Although Michael Schumacher was in a medically induced coma, we know that after six months he was eventually taken off of the medication and emerged from coma. In fact, articles at the time stated that the champion “awoke” after two operations before being discharged and going home to continue with therapy at Lake Geneva, Switzerland (“Schumacher has ‘conscious moments,’” 2014). Since then, articles have come out every few years giving a few glimpses into his recovery. In 2016, Schumacher’s family was forced to reveal some of his status after a newspaper Die Bunte reported that he could walk (Coppinger, 2016). As per the court filing, he could neither walk nor stand at the time. In July of this year, his manager revealed further details saying that while Schumacher was making progress, he continued to have difficulties communicating (Chazan, 2019). The most recent news from this month come from voices within l’Hôpital européen Georges-Pompidou in France where it is said that Schumacher is undergoing an experimental stem cell treatment by Philippe Menasché a cardiac surgeon of international fame and a pioneer in stem cell treatments (Prescott, 2019). Therefore, this new “news” of Schumacher’s return of consciousness does not appear to be as astonishing as it would seem. Based on previous articles, Schumacher has been in a minimally conscious state since his recovery from coma and continues to undergo therapies to help him regain some of his abilities.


We as humans relish news and stories about severe injuries and miraculous recoveries, and we as fans hope to hear them. But it is important to remember that with these types of injuries and when dealing with consciousness nothing is as simple as “waking up.”




Chazan, D. (2019, July 30). Michael Schumacher ‘making progress’ in recovery from severe head injuries. The Telegraph. Retrieved from https://www.telegraph.co.uk/news/2019/07/30/michael-schumacher-making-progress-recovery-severe-head-injuries/


Coppinger, M. (2016, September 20). Lawyer refutes report, says Michael Schumacher ‘cannot walk’ or stand. USA Today.  Retrieved from https://eu.usatoday.com/story/sports/motor/formula1/2016/09/19/michael-schumacher-lawsuit-die-bunte/90711600/


Monti, M. M., Laureys, S., & Owen, A. M. (2010). The vegetative state. Bmj341, c3765.


Prescott, E. (2019, September 16). Michael Schumacher released from hospital – Hope for fans after experimental treatment. Express.
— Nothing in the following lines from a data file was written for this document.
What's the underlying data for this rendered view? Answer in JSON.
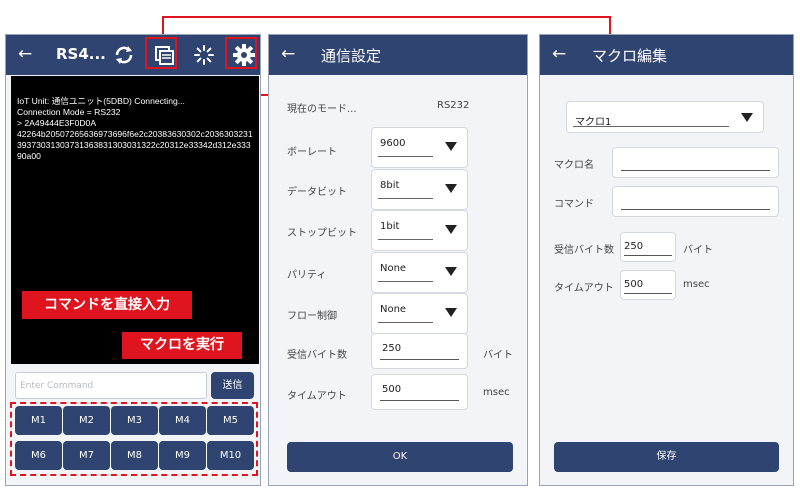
{
  "colors": {
    "header": "#2f4470",
    "highlight": "#e0141e",
    "terminal_bg": "#000000"
  },
  "screen1": {
    "back_icon": "back-arrow-icon",
    "title": "RS4...",
    "icons": [
      "refresh-icon",
      "copy-macro-icon",
      "loading-icon",
      "gear-icon"
    ],
    "terminal_lines": [
      "IoT Unit: 通信ユニット(5DBD) Connecting...",
      "Connection Mode = RS232",
      "> 2A49444E3F0D0A",
      "42264b20507265636973696f6e2c20383630302c203630323139373031303731363831303031322c20312e33342d312e33390a00"
    ],
    "command_placeholder": "Enter Command",
    "send_label": "送信",
    "callout_command": "コマンドを直接入力",
    "callout_macro": "マクロを実行",
    "macro_buttons": [
      "M1",
      "M2",
      "M3",
      "M4",
      "M5",
      "M6",
      "M7",
      "M8",
      "M9",
      "M10"
    ]
  },
  "screen2": {
    "title": "通信設定",
    "mode_label": "現在のモード...",
    "mode_value": "RS232",
    "baud_label": "ボーレート",
    "baud_value": "9600",
    "databit_label": "データビット",
    "databit_value": "8bit",
    "stopbit_label": "ストップビット",
    "stopbit_value": "1bit",
    "parity_label": "パリティ",
    "parity_value": "None",
    "flow_label": "フロー制御",
    "flow_value": "None",
    "recv_label": "受信バイト数",
    "recv_value": "250",
    "recv_unit": "バイト",
    "timeout_label": "タイムアウト",
    "timeout_value": "500",
    "timeout_unit": "msec",
    "ok_label": "OK"
  },
  "screen3": {
    "title": "マクロ編集",
    "macro_select": "マクロ1",
    "name_label": "マクロ名",
    "command_label": "コマンド",
    "recv_label": "受信バイト数",
    "recv_value": "250",
    "recv_unit": "バイト",
    "timeout_label": "タイムアウト",
    "timeout_value": "500",
    "timeout_unit": "msec",
    "save_label": "保存"
  }
}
Retrieved from https://www.express.co.uk/news/world/1178779/michael-schumacher-health-latest-hospital-paris-f1-ferrari-racing-news
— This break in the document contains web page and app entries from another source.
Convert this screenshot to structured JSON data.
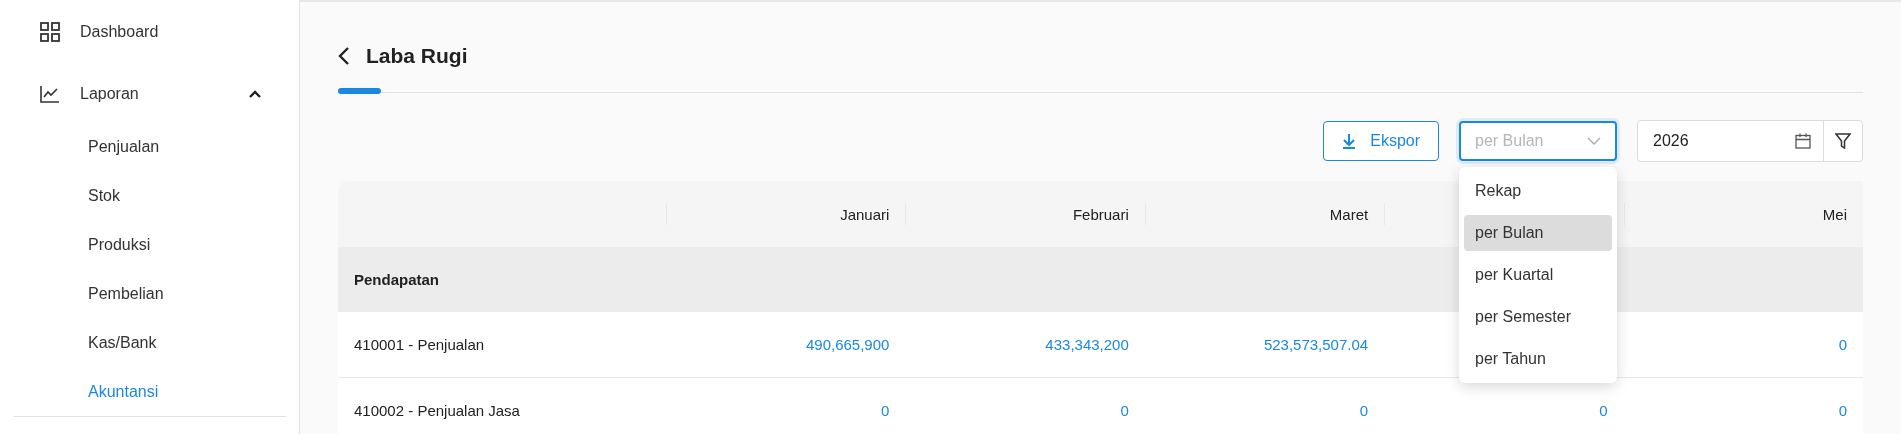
{
  "sidebar": {
    "items": [
      {
        "label": "Dashboard"
      },
      {
        "label": "Laporan",
        "expanded": true,
        "children": [
          {
            "label": "Penjualan",
            "selected": false
          },
          {
            "label": "Stok",
            "selected": false
          },
          {
            "label": "Produksi",
            "selected": false
          },
          {
            "label": "Pembelian",
            "selected": false
          },
          {
            "label": "Kas/Bank",
            "selected": false
          },
          {
            "label": "Akuntansi",
            "selected": true
          }
        ]
      }
    ]
  },
  "page": {
    "title": "Laba Rugi"
  },
  "toolbar": {
    "export_button": "Ekspor",
    "period_select": {
      "placeholder": "per Bulan",
      "options": [
        {
          "label": "Rekap",
          "selected": false
        },
        {
          "label": "per Bulan",
          "selected": true
        },
        {
          "label": "per Kuartal",
          "selected": false
        },
        {
          "label": "per Semester",
          "selected": false
        },
        {
          "label": "per Tahun",
          "selected": false
        }
      ]
    },
    "year_field": {
      "value": "2026"
    }
  },
  "table": {
    "columns": {
      "column_1": "Januari",
      "column_2": "Februari",
      "column_3": "Maret",
      "column_5": "Mei"
    },
    "rows": [
      {
        "kind": "section",
        "label": "Pendapatan"
      },
      {
        "kind": "account",
        "label": "410001 - Penjualan",
        "values": {
          "column_1": "490,665,900",
          "column_2": "433,343,200",
          "column_3": "523,573,507.04",
          "column_5": "0"
        }
      },
      {
        "kind": "account",
        "label": "410002 - Penjualan Jasa",
        "values": {
          "column_1": "0",
          "column_2": "0",
          "column_3": "0",
          "column_4": "0",
          "column_5": "0"
        }
      }
    ]
  }
}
“Schumacher has ‘conscious moments’ – agent” (2010, April 4). BBC. Retrieved from https://www.bbc.com/news/world-europe-26885624.